## Information
= Beginning of Section =

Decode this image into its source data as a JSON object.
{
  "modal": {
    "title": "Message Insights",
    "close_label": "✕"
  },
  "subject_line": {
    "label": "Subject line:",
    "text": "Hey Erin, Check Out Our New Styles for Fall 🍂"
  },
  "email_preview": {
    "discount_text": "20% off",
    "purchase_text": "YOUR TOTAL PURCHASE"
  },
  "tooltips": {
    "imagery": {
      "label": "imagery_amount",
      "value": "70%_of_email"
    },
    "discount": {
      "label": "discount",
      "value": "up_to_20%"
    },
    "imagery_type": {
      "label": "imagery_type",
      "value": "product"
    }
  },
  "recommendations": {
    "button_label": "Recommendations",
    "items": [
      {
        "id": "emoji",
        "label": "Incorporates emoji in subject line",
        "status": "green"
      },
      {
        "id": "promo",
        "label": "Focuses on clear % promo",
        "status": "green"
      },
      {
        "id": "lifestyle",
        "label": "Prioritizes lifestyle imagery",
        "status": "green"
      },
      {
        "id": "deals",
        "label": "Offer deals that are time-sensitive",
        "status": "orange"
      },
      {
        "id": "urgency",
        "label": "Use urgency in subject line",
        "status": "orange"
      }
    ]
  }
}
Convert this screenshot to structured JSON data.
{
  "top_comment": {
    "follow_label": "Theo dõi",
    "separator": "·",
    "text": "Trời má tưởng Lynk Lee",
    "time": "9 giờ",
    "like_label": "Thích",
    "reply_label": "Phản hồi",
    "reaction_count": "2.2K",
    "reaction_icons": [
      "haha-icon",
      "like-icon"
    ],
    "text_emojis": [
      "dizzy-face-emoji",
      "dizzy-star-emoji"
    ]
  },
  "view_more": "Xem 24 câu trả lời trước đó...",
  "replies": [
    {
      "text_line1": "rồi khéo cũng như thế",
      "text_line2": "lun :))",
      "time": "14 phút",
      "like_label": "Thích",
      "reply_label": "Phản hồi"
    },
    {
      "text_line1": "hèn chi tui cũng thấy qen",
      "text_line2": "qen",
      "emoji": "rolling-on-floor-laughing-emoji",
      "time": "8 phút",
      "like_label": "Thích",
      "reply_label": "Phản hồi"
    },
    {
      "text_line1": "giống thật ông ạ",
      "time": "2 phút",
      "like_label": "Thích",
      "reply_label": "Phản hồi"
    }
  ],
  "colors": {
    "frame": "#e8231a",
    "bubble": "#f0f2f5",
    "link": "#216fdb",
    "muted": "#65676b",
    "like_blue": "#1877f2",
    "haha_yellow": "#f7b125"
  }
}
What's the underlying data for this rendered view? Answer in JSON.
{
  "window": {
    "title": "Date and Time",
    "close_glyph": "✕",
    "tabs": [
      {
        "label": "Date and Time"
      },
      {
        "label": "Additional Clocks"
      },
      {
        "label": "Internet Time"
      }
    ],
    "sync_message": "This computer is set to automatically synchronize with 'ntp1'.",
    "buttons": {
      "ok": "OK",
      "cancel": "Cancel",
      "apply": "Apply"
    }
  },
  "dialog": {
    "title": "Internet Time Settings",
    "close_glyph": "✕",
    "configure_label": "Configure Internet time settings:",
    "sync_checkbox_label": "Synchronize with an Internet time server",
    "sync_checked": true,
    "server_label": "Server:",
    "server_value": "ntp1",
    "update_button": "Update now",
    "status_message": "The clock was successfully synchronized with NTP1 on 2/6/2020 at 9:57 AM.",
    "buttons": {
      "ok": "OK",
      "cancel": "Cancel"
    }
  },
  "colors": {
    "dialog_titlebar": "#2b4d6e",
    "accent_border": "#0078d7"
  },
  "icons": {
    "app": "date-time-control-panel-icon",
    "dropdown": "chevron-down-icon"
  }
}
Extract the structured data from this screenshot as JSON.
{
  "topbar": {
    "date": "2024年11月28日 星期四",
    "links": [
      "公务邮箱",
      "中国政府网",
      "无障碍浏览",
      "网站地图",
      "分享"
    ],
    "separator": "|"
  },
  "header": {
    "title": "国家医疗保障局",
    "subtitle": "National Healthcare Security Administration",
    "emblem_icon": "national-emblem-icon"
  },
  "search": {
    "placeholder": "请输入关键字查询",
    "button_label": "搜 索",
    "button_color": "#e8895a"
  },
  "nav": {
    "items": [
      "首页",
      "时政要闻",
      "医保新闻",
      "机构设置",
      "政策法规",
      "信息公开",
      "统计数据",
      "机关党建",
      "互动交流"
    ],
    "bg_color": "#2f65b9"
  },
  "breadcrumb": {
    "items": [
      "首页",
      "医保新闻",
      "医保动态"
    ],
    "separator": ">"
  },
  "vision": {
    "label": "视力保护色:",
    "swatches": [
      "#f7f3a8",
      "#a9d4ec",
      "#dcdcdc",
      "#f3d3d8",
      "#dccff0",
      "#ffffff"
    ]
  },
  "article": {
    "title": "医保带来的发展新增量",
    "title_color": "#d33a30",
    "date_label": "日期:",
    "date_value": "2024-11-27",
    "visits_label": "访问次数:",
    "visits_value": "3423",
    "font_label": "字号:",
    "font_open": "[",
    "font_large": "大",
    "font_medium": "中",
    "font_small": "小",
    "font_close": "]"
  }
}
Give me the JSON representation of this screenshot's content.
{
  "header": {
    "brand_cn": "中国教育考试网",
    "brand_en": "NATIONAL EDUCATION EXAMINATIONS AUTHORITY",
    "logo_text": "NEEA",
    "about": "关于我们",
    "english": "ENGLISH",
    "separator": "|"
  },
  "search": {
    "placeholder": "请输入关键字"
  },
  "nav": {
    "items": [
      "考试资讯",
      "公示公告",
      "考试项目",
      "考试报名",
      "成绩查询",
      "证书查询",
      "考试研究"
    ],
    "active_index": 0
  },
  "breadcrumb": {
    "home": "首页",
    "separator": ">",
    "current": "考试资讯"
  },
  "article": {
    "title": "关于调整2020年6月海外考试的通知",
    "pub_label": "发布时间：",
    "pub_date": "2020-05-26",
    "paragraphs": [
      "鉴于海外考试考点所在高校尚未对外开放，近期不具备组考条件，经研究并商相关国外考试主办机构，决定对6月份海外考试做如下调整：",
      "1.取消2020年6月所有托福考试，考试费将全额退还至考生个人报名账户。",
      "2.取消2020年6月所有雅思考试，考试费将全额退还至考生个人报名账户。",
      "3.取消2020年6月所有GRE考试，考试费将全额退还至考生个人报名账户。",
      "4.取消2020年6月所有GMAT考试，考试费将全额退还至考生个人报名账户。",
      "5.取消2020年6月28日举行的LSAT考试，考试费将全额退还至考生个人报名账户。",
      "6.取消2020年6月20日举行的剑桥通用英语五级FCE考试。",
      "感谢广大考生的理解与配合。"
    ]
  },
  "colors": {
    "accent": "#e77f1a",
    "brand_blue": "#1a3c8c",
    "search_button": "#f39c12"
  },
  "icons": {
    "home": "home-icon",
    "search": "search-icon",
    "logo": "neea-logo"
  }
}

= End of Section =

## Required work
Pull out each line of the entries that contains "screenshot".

## Written solution
Convert this screenshot to structured JSON data.
Extract the structured data from this screenshot as JSON.
Give me the JSON representation of this screenshot's content.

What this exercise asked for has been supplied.